However, there are issues with the ODT that perhaps deserve to be called out from time to time. The newspaper is shot through with small ‘slip-ups’ or awkward phrases that reveal a casual racism. A news article about a martial arts display at a primary school starting with the line, “A Dunedin school was taken over by Chinese yesterday - but only for the day.” Or allowing an opinion piece to run that had the line “You can take the New Zealander out of Christianity, but you cannot take Christianity out of the (true) New Zealander”. That’s the sort of high grade ethnic nationalism even Don Brash only snorts in the privacy of his own home. But then Allied Press did allow Brash’s toxic lobby group Hobson’s Pledge to advertise in the Duendin Star (the ODT’s sister publication). 

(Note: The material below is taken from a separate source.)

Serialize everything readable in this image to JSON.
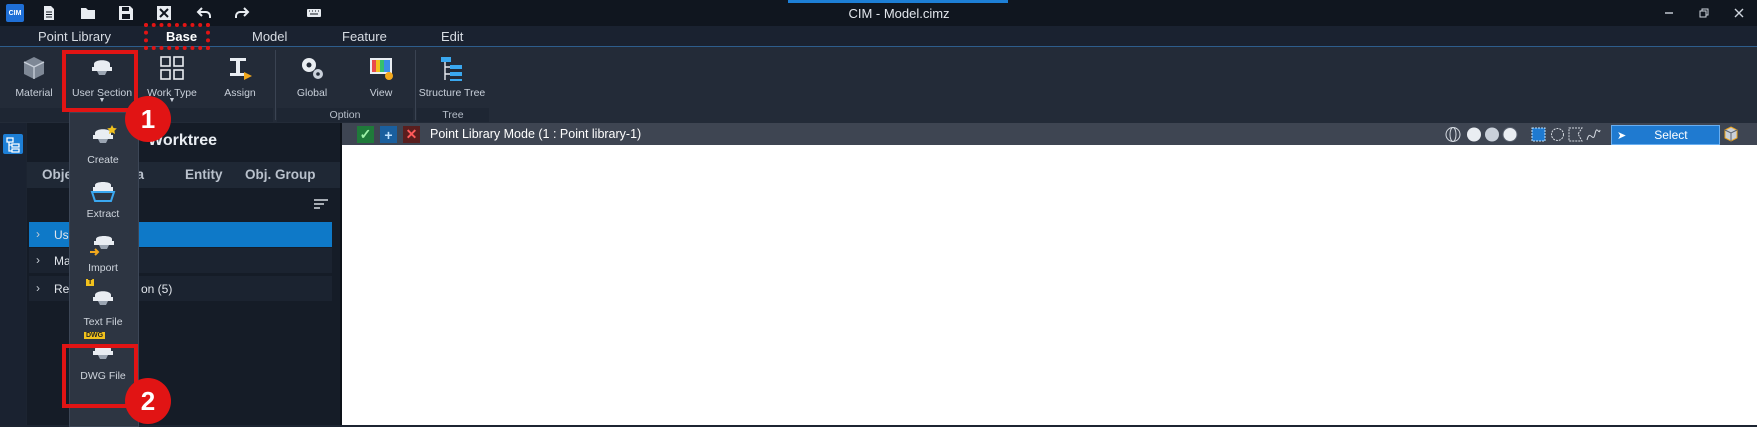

The ODT got national attention last year when they published an opinion piece by Dave Witherow, who was very upset about some Māori being spoken on RNZ, and “inflicting it on the English-speaking majority”. He went on talk about how everything’s run by liberals “Caught in the toils of their self-assumed guilt, their lives are one long grovel. We must respect the native culture, they will ooze. We must respect te reo.”

It’s also the little things that build up, like not putting macrons in their proper place above Māori words. Putting in macrons is an easy thing to do (even Critic does it – the bar can’t get much lower than that), and it’s actually kind of important to respect an official language of New Zealand. 

And don’t get me started about Tremain, the ODT’s cartoonist. 

And hey, they’re the conservative media of the previous generation, it’s almost expected that they hold these views, just as it’s expected of Critic to call them out about it. As the Spinoff’s Madeleine Chapman remarked when responding to Witherow’s vitriol, “while we can’t respond to every person who has ever said something racist or sexist or homophobic, we can at least call them out when they do it on a public platform”.

In the end, making fun of the ODT is fun, and they are a genuinely important part of the Dunedin community. We at Critic don’t want it to go away, or worse, become the New Zealand Herald. 

This article first appeared in Issue 25, 2018.
Posted 11:43pm Thursday 27th September 2018 by Charlie OíMannin.